Thursday marks the opening of Kwanzaa, a holiday founded and held in the United States since 1966.

Kwanzaa Maulana Karenga, an African-American professor of Africana studies, created the festival as a celebration of black history and community.

Kwanzaa spans seven days and seven ideas, one for each day. Today's is Umoja, a word in Swahili meaning unity -- some sources give it a sense of alliance, of harmony, of many people acting as one whole. In some public or private celebrations, people light seven candles, one for each day and principle. Here Stephen Sneed extinguishes the candles following a community Kwanzaa celebration, at right.

The six days that follow will focus on self-determination, responsibility, cooperation, purpose, creativity and faith -- which may mean faith in people, in strength of character and in each of these guiding ideas.

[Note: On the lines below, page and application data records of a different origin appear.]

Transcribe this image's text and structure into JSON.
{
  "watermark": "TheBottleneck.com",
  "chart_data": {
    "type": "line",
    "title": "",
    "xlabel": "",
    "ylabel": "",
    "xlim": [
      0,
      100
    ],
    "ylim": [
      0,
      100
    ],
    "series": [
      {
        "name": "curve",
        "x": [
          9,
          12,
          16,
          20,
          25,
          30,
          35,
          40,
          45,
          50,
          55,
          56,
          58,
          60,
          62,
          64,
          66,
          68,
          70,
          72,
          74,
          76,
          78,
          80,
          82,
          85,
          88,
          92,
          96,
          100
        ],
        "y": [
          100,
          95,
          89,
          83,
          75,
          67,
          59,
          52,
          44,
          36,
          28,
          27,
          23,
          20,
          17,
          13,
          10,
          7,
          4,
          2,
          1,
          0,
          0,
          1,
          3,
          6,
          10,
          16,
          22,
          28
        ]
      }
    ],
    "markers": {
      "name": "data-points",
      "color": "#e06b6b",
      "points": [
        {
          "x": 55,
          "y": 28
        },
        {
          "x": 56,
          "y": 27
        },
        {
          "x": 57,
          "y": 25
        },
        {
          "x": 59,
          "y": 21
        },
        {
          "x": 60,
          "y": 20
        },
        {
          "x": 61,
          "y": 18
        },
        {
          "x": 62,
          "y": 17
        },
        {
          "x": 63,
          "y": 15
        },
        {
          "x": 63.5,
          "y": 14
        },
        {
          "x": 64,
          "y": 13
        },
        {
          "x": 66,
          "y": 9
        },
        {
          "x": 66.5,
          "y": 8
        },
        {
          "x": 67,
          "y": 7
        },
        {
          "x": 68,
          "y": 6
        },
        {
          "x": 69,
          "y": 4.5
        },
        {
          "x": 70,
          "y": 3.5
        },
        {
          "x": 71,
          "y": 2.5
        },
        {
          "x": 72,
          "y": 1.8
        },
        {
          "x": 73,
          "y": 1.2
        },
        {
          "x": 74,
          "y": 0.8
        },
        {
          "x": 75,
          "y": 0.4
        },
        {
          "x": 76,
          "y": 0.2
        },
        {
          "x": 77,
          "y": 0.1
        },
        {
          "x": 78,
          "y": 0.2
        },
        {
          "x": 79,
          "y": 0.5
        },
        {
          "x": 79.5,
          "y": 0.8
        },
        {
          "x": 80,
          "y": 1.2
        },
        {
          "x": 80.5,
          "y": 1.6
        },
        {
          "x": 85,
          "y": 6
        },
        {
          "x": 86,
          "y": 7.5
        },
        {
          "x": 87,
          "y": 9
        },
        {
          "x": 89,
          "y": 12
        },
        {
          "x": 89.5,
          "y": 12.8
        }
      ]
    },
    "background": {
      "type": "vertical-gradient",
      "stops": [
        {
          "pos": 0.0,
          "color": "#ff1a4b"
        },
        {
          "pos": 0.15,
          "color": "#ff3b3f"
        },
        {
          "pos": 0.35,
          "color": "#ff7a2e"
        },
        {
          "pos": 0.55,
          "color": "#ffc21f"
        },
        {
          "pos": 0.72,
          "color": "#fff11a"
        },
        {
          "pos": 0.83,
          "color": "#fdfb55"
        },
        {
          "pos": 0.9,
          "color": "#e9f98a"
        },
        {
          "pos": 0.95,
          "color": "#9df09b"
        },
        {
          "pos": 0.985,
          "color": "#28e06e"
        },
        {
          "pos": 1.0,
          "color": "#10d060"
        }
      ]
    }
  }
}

The holiday asks children to think of these things. Here young girls in the Focus Is Our Children dance group watch the older dancers perform, above, and Frances Jones-Sneed talks about the holiday, at right.